Task statement:
Below are some records. Pull every line that contains the word "time".

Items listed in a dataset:
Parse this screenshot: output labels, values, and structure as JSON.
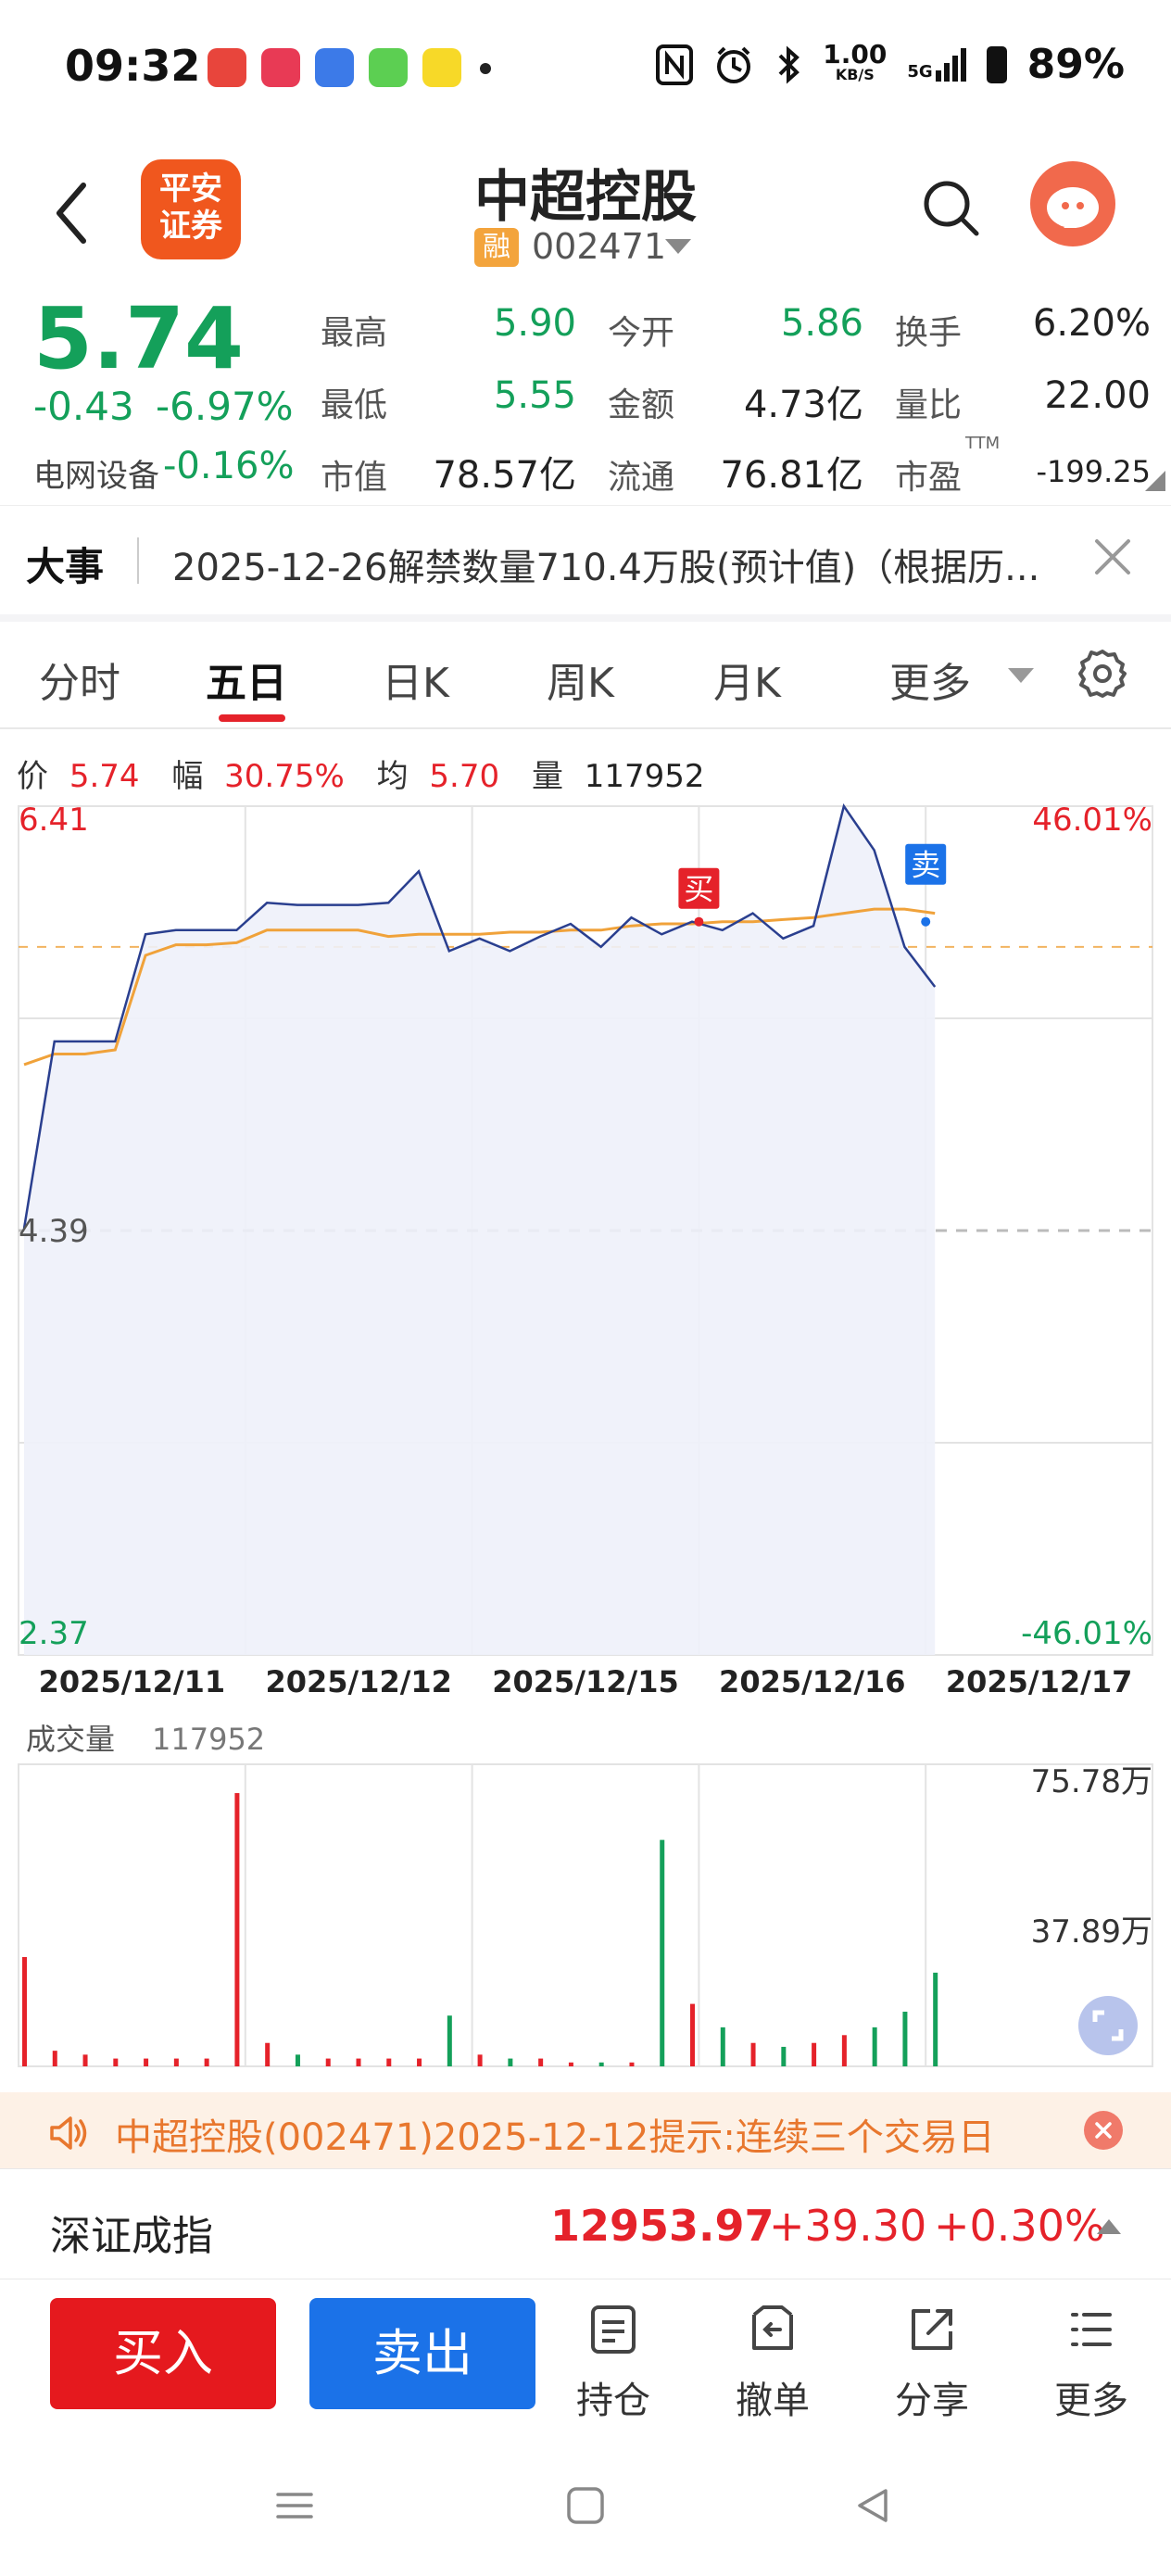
{
  "status_bar": {
    "time": "09:32",
    "net_speed_top": "1.00",
    "net_speed_bottom": "KB/S",
    "signal": "5G",
    "battery": "89%"
  },
  "header": {
    "broker_logo_line1": "平安",
    "broker_logo_line2": "证券",
    "stock_name": "中超控股",
    "margin_badge": "融",
    "stock_code": "002471"
  },
  "quote": {
    "price": "5.74",
    "change": "-0.43",
    "change_pct": "-6.97%",
    "sector_name": "电网设备",
    "sector_pct": "-0.16%",
    "fields": [
      {
        "label": "最高",
        "value": "5.90"
      },
      {
        "label": "今开",
        "value": "5.86"
      },
      {
        "label": "换手",
        "value": "6.20%"
      },
      {
        "label": "最低",
        "value": "5.55"
      },
      {
        "label": "金额",
        "value": "4.73亿"
      },
      {
        "label": "量比",
        "value": "22.00"
      },
      {
        "label": "市值",
        "value": "78.57亿"
      },
      {
        "label": "流通",
        "value": "76.81亿"
      },
      {
        "label": "市盈",
        "value": "-199.25"
      }
    ],
    "pe_suffix": "TTM"
  },
  "events": {
    "title": "大事",
    "text": "2025-12-26解禁数量710.4万股(预计值)（根据历..."
  },
  "tabs": [
    "分时",
    "五日",
    "日K",
    "周K",
    "月K",
    "更多"
  ],
  "info_row": {
    "price_label": "价",
    "price": "5.74",
    "amp_label": "幅",
    "amp": "30.75%",
    "avg_label": "均",
    "avg": "5.70",
    "vol_label": "量",
    "vol": "117952"
  },
  "colors": {
    "up": "#e5222a",
    "down": "#14a05a",
    "price_line": "#2a3f8f",
    "avg_line": "#f0a23a",
    "buy": "#e5191e",
    "sell": "#1b72e8"
  },
  "chart_data": {
    "type": "line",
    "title": "",
    "y_axis_left": {
      "top": "6.41",
      "mid": "4.39",
      "bottom": "2.37"
    },
    "y_axis_right": {
      "top": "46.01%",
      "bottom": "-46.01%"
    },
    "ylim": [
      2.37,
      6.41
    ],
    "x": [
      "2025/12/11",
      "2025/12/12",
      "2025/12/15",
      "2025/12/16",
      "2025/12/17"
    ],
    "series": [
      {
        "values": [
          4.4,
          5.29,
          5.29,
          5.29,
          5.8,
          5.82,
          5.82,
          5.82,
          5.95,
          5.94,
          5.94,
          5.94,
          5.95,
          6.1,
          5.72,
          5.78,
          5.72,
          5.79,
          5.85,
          5.74,
          5.88,
          5.8,
          5.86,
          5.82,
          5.9,
          5.78,
          5.84,
          6.41,
          6.2,
          5.74,
          5.55
        ]
      },
      {
        "values": [
          5.18,
          5.23,
          5.23,
          5.25,
          5.7,
          5.75,
          5.75,
          5.76,
          5.82,
          5.82,
          5.82,
          5.82,
          5.79,
          5.8,
          5.8,
          5.8,
          5.81,
          5.81,
          5.82,
          5.82,
          5.84,
          5.85,
          5.85,
          5.86,
          5.86,
          5.87,
          5.88,
          5.9,
          5.92,
          5.92,
          5.9
        ]
      }
    ],
    "markers": {
      "buy": "买",
      "sell": "卖"
    },
    "volume": {
      "title": "成交量",
      "total": "117952",
      "y_top": "75.78万",
      "y_mid": "37.89万",
      "bars": [
        28,
        4,
        3,
        2,
        2,
        2,
        2,
        70,
        6,
        3,
        2,
        2,
        2,
        2,
        13,
        3,
        2,
        2,
        1,
        1,
        1,
        58,
        16,
        10,
        6,
        5,
        6,
        8,
        10,
        14,
        24
      ]
    }
  },
  "notice": {
    "text": "中超控股(002471)2025-12-12提示:连续三个交易日"
  },
  "index": {
    "name": "深证成指",
    "value": "12953.97",
    "change": "+39.30",
    "pct": "+0.30%"
  },
  "actions": {
    "buy": "买入",
    "sell": "卖出",
    "items": [
      "持仓",
      "撤单",
      "分享",
      "更多"
    ]
  }
}
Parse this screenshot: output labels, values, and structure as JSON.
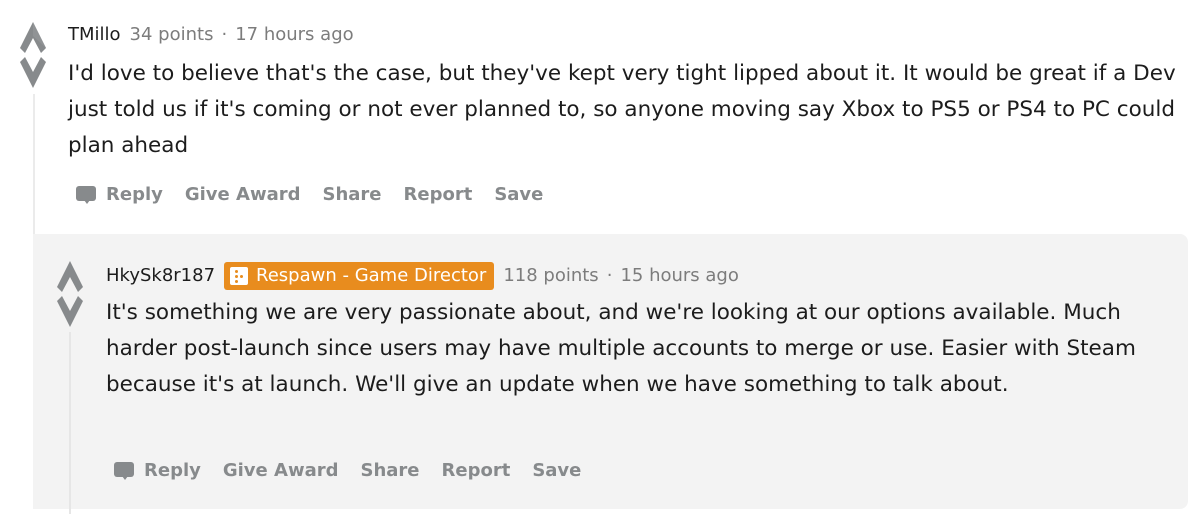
{
  "comments": [
    {
      "author": "TMillo",
      "points": "34 points",
      "separator": "·",
      "time": "17 hours ago",
      "body": "I'd love to believe that's the case, but they've kept very tight lipped about it. It would be great if a Dev just told us if it's coming or not ever planned to, so anyone moving say Xbox to PS5 or PS4 to PC could plan ahead",
      "actions": [
        "Reply",
        "Give Award",
        "Share",
        "Report",
        "Save"
      ]
    },
    {
      "author": "HkySk8r187",
      "flair": {
        "label": "Respawn - Game Director",
        "icon": "respawn-logo-icon",
        "color": "#e88c1e"
      },
      "points": "118 points",
      "separator": "·",
      "time": "15 hours ago",
      "body": "It's something we are very passionate about, and we're looking at our options available. Much harder post-launch since users may have multiple accounts to merge or use. Easier with Steam because it's at launch. We'll give an update when we have something to talk about.",
      "actions": [
        "Reply",
        "Give Award",
        "Share",
        "Report",
        "Save"
      ]
    }
  ],
  "icons": {
    "upvote": "upvote-arrow-icon",
    "downvote": "downvote-arrow-icon",
    "reply": "comment-bubble-icon"
  },
  "colors": {
    "vote_gray": "#878a8c",
    "muted_text": "#7c7c7c",
    "child_bg": "#f3f3f3",
    "flair_bg": "#e88c1e"
  }
}
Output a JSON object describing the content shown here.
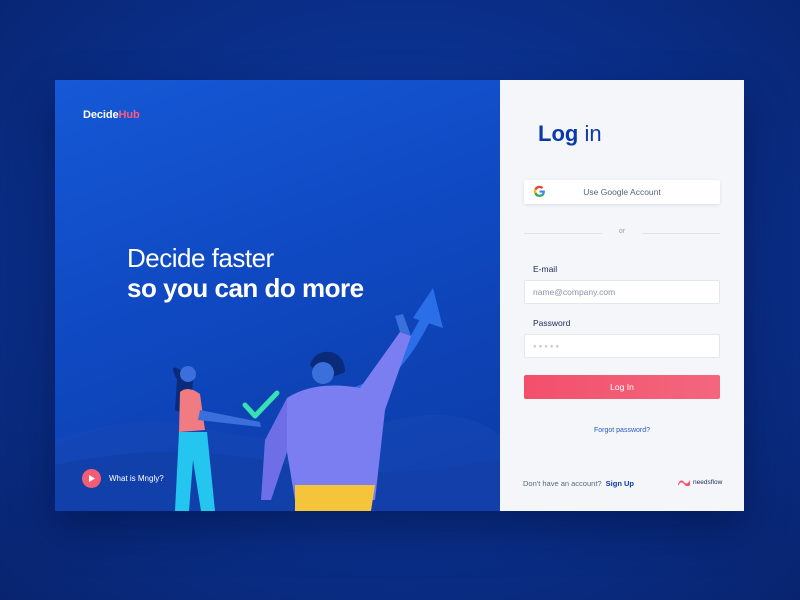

Answer below:
    "time": "09:32",
      "time": "17 hours ago",
      "time": "15 hours ago",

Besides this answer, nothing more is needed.